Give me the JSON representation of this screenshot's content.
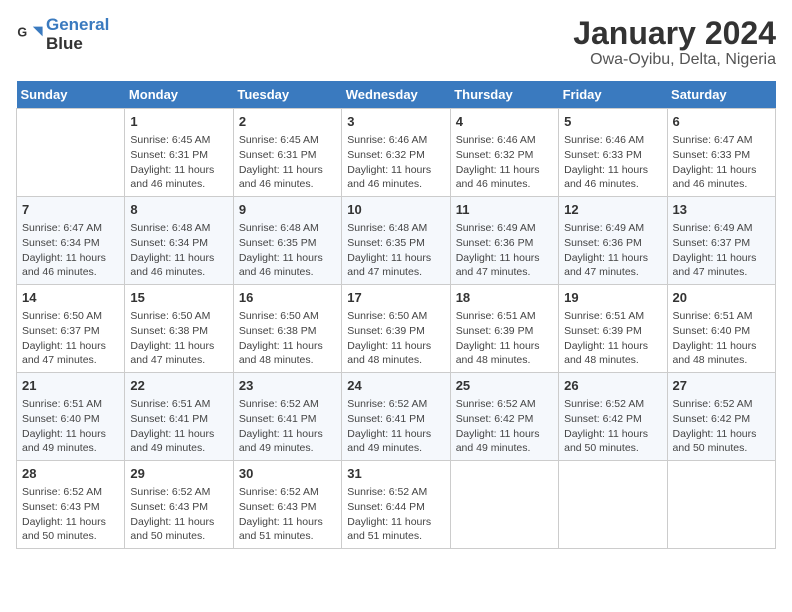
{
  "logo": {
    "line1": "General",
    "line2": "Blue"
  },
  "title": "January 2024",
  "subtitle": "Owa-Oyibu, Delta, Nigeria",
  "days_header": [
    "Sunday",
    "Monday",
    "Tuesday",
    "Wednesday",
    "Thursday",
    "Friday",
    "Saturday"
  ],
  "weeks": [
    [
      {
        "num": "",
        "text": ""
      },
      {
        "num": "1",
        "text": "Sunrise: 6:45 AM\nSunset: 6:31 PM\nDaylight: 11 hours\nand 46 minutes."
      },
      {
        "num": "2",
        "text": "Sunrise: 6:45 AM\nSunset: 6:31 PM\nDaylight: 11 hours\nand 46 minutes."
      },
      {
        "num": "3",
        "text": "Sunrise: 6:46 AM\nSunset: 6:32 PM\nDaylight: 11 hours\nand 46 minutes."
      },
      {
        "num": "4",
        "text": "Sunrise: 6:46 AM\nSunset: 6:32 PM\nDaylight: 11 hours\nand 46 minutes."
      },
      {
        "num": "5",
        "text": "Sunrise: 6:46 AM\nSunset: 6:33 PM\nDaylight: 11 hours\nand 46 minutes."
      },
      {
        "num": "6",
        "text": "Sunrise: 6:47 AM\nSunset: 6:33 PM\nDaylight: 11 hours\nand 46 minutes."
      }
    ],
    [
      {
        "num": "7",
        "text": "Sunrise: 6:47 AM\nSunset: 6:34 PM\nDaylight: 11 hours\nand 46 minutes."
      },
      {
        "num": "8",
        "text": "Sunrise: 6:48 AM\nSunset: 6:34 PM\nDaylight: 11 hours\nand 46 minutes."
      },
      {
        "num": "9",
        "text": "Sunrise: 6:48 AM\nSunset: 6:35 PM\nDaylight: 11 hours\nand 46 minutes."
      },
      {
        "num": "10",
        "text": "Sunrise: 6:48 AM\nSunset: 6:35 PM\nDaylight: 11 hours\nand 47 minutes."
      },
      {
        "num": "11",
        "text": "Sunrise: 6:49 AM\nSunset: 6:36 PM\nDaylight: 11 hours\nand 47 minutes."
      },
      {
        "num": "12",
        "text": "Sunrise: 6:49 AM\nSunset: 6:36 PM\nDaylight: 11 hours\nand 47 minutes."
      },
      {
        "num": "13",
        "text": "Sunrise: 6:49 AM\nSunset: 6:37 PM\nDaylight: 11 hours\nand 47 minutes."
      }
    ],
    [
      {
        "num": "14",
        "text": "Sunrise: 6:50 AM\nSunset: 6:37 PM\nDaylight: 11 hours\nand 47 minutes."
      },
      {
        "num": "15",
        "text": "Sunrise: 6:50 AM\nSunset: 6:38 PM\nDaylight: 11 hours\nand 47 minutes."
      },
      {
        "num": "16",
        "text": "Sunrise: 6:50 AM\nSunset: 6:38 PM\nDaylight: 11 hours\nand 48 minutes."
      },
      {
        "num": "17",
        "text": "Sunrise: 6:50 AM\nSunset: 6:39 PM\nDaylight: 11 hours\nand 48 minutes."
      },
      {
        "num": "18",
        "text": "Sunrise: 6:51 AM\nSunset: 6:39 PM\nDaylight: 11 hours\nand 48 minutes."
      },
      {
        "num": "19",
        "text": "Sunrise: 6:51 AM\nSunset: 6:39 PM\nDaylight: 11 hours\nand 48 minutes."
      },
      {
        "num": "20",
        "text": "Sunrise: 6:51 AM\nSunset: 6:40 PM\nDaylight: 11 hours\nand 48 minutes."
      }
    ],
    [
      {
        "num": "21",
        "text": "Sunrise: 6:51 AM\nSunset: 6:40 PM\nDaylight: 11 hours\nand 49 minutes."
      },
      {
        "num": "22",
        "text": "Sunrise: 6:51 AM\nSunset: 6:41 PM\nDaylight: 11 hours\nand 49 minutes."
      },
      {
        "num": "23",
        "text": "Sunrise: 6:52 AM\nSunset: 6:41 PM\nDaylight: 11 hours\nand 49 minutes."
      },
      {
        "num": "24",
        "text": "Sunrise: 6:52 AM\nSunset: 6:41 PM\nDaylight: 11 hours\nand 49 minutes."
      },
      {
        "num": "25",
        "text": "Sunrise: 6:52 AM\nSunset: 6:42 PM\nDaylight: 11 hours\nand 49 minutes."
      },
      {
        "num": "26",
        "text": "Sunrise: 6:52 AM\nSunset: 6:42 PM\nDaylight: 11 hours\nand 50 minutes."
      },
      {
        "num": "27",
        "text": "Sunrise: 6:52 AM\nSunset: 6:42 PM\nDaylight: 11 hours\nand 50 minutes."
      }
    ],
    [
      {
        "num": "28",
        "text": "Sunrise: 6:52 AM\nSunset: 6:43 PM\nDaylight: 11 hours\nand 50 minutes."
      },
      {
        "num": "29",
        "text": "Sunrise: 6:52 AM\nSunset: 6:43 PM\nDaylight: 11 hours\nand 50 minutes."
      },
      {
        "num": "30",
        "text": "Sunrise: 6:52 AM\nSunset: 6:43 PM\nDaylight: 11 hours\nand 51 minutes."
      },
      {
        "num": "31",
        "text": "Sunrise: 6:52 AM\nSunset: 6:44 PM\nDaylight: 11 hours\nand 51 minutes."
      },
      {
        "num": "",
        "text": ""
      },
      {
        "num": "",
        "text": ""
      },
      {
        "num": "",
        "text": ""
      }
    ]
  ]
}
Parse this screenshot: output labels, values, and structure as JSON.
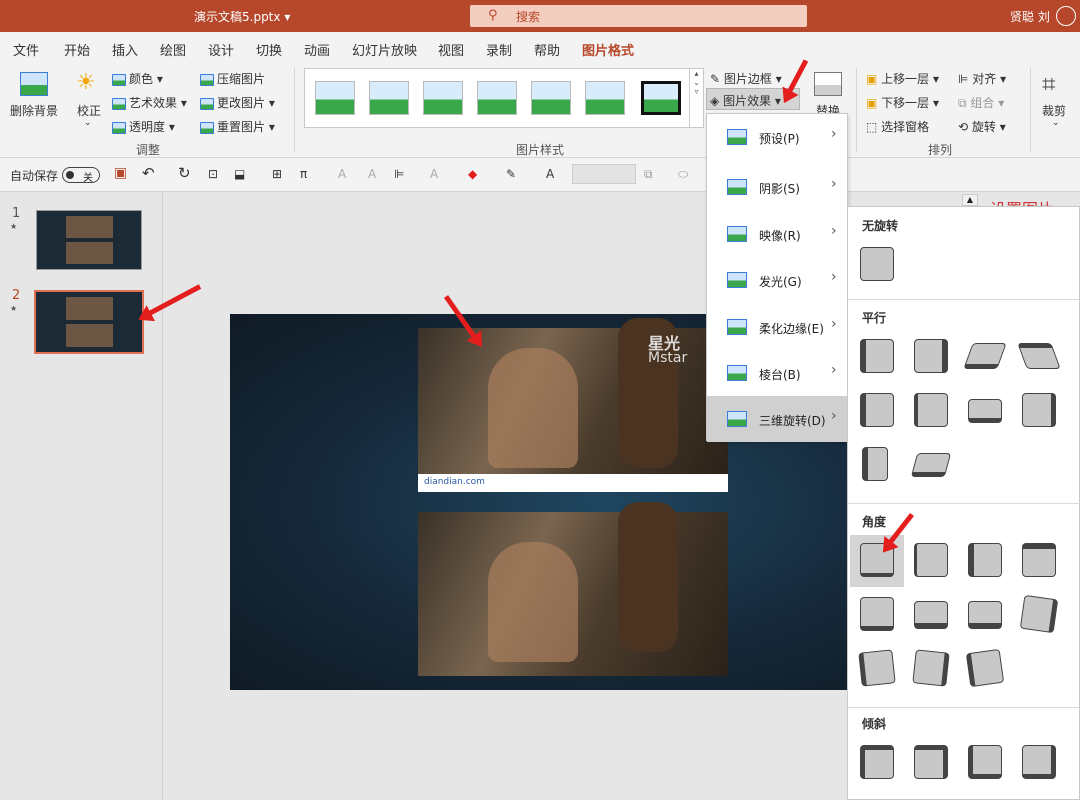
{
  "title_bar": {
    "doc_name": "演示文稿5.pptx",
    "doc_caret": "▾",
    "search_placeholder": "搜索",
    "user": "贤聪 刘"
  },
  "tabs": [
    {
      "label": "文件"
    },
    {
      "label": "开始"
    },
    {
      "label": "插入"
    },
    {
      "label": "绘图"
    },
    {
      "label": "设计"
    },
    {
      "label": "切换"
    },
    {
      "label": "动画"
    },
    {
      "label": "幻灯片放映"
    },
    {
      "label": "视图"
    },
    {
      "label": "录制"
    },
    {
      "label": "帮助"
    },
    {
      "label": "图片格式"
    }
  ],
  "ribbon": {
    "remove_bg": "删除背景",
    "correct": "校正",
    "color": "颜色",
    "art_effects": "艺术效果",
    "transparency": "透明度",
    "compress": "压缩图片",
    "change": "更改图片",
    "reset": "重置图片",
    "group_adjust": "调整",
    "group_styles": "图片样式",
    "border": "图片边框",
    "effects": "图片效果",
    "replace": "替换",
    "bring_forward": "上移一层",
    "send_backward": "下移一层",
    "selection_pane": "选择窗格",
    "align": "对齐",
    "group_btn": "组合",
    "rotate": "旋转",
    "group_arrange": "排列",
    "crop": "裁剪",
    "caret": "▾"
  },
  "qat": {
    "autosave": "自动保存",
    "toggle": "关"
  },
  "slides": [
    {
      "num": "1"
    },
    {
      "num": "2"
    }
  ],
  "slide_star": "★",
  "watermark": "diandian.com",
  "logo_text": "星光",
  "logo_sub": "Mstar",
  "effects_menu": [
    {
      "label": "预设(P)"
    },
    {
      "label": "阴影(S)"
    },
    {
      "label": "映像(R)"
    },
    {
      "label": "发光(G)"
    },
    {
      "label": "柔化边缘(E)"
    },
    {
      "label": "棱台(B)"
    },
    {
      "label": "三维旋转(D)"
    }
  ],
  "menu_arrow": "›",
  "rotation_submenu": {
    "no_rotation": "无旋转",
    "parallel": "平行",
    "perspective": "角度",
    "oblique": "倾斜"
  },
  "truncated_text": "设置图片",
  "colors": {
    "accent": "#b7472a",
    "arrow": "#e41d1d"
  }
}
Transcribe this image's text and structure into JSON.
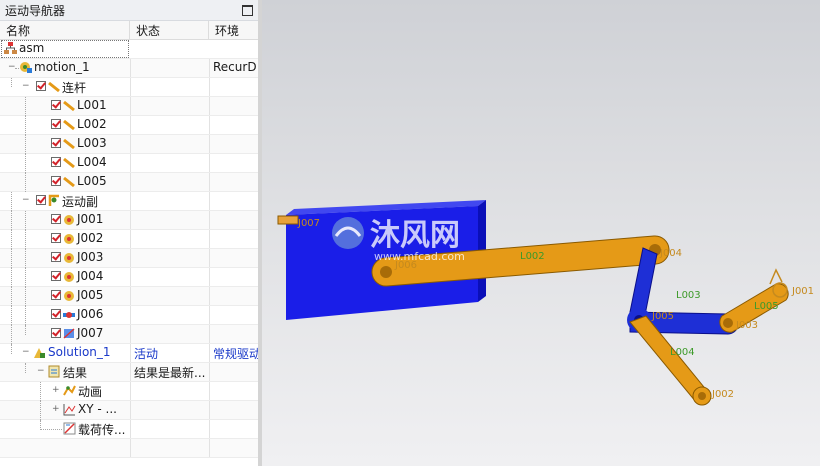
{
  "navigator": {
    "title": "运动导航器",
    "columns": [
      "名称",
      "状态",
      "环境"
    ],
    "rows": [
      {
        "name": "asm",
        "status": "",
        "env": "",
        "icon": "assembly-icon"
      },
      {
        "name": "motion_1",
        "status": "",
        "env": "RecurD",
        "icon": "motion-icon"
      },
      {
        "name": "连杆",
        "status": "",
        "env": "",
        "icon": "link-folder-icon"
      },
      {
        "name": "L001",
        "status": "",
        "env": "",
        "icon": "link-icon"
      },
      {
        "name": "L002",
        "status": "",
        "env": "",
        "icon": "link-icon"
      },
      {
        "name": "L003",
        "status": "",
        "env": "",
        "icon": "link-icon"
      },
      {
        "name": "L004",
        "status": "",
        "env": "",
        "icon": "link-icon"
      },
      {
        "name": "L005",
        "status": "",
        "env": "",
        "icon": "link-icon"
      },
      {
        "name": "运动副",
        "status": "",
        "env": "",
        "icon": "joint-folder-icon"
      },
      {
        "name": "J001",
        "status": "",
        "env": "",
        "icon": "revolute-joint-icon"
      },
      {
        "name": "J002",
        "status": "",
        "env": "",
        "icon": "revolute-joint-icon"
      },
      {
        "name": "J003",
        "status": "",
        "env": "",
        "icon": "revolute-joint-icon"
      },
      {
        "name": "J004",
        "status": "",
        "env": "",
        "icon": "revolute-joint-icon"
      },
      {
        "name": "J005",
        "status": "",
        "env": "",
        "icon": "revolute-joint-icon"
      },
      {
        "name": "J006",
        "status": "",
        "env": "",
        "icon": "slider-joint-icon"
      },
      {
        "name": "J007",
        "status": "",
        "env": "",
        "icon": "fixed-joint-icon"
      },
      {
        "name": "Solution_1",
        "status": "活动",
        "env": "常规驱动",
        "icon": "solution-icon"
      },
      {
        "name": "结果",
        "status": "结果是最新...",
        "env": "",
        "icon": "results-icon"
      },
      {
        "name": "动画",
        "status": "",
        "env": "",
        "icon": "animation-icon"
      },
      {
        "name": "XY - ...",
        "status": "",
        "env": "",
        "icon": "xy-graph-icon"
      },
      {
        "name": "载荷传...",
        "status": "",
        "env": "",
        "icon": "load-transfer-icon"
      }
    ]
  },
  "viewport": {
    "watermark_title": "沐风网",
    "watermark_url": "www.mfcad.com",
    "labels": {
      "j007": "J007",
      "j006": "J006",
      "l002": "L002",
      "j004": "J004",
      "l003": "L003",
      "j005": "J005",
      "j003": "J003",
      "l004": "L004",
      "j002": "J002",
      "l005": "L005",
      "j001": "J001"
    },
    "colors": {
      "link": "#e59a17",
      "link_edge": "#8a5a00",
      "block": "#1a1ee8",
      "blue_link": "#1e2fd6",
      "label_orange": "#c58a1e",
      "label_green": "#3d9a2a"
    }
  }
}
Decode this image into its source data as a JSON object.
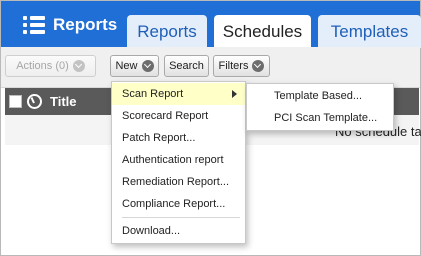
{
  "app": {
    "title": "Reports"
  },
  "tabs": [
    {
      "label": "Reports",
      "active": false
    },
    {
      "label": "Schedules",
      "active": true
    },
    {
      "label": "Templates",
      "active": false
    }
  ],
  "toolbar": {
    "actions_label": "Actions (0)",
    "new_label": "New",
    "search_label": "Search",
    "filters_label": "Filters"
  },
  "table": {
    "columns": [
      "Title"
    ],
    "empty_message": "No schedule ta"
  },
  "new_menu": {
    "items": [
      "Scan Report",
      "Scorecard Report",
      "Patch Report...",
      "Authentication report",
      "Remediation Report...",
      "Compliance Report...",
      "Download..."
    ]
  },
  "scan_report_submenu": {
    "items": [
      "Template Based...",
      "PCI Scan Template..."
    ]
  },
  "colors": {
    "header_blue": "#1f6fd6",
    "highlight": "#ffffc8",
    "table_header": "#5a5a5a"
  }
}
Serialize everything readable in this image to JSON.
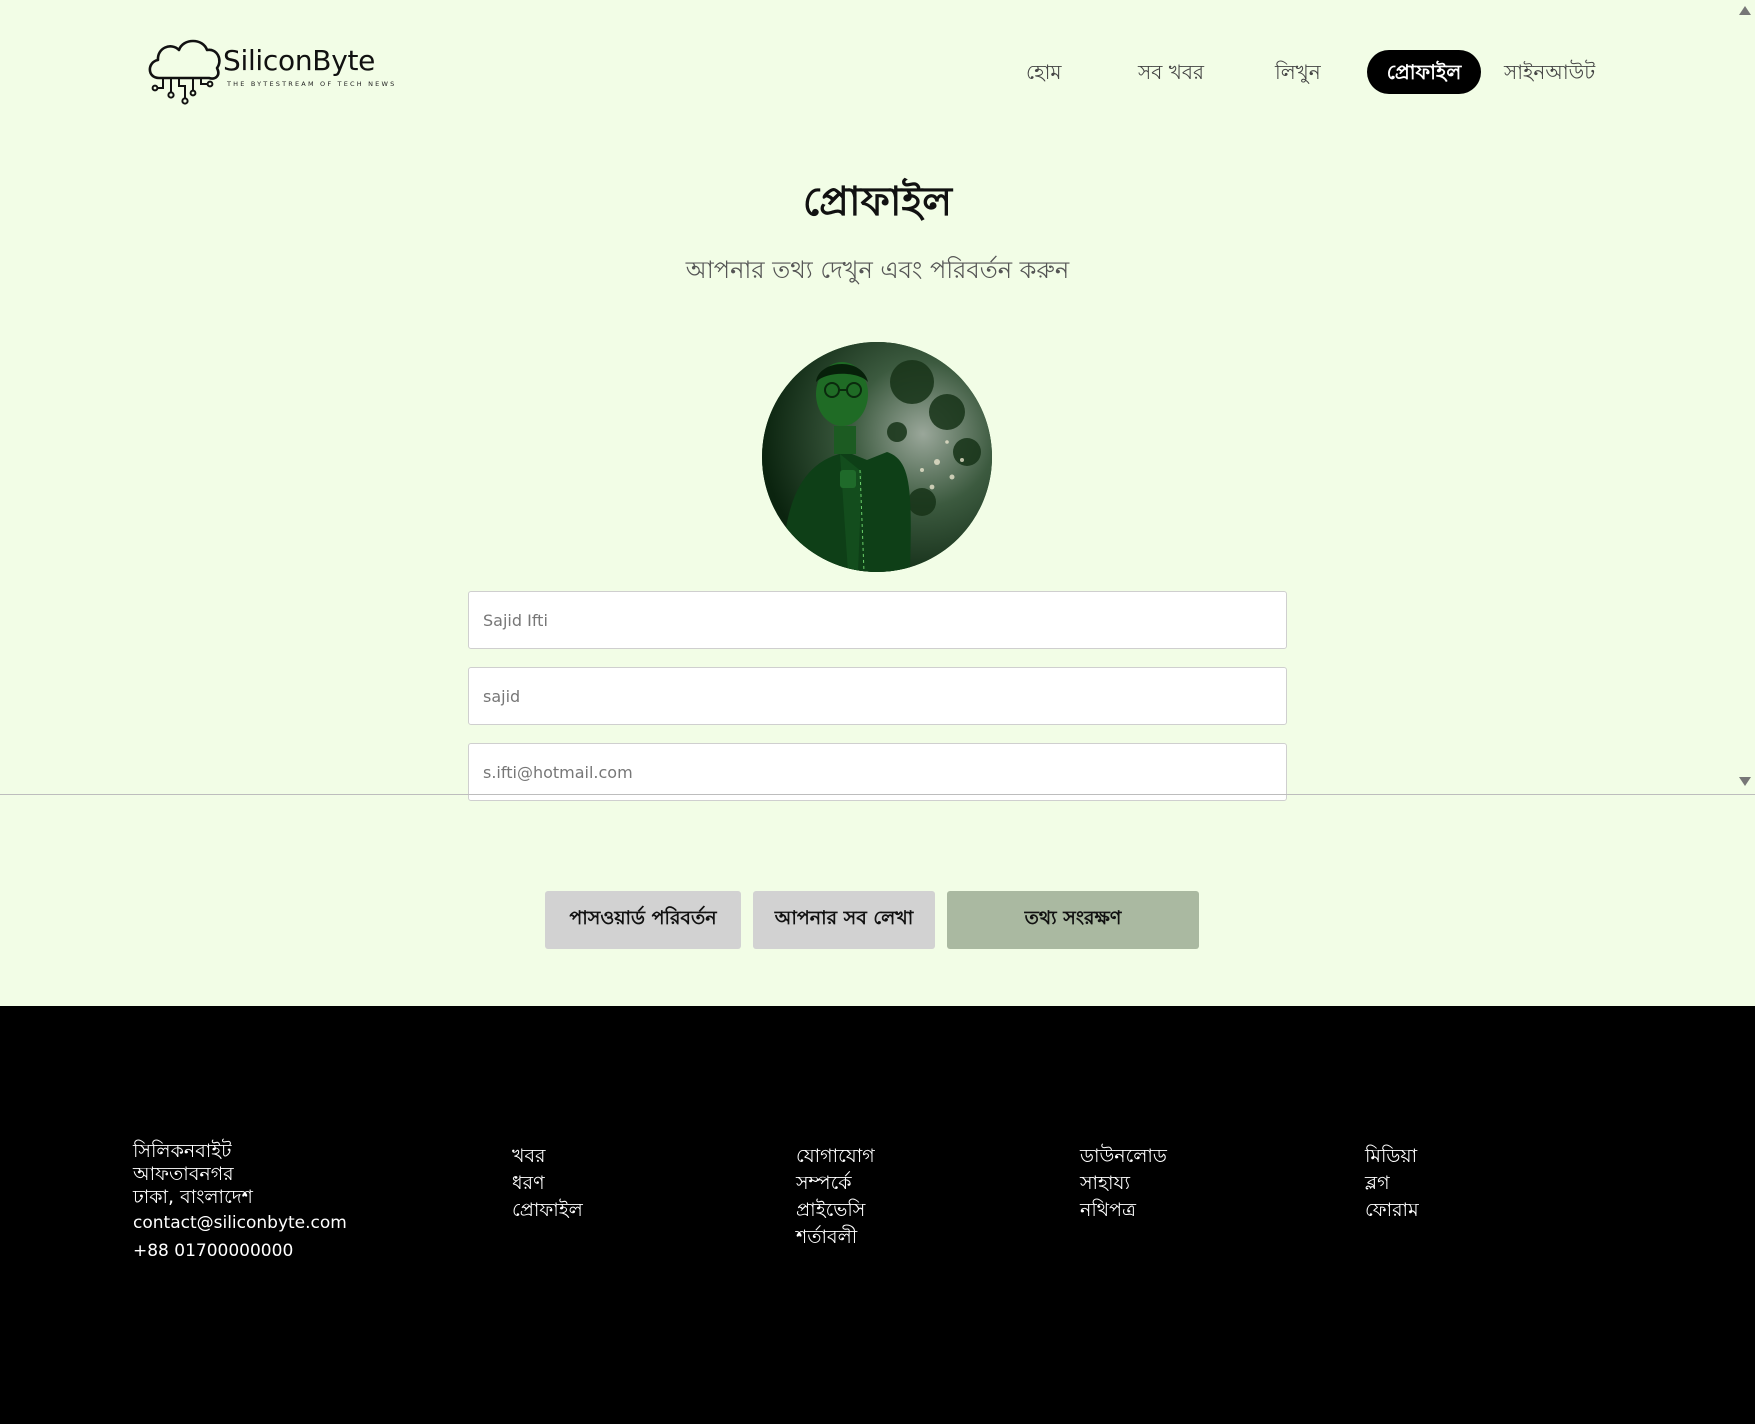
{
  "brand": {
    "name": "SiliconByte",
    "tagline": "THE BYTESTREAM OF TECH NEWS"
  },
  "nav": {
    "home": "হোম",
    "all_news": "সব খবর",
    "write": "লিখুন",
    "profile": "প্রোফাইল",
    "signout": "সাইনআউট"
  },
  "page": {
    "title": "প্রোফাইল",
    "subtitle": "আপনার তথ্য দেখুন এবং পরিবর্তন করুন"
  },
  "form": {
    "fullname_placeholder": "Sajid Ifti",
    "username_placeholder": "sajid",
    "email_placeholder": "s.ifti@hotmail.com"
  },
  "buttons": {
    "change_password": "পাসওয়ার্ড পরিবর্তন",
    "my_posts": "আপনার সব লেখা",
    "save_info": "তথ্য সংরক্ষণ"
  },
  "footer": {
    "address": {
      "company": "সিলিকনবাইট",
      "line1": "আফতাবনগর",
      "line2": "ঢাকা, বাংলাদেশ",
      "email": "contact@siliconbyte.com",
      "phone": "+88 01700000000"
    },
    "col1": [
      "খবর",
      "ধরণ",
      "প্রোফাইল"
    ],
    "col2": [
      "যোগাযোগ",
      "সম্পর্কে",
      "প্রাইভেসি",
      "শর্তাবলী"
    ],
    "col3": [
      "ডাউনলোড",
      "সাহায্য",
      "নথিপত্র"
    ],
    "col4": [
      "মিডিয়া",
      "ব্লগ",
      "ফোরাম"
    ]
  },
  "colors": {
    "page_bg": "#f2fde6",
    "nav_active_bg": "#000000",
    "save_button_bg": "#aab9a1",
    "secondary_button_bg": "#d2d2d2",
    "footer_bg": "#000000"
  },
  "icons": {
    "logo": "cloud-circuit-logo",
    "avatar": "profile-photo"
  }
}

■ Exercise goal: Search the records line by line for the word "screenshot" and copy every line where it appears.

■ Output:
Give me the JSON representation of this screenshot's content.
Parse this screenshot: output labels, values, and structure as JSON.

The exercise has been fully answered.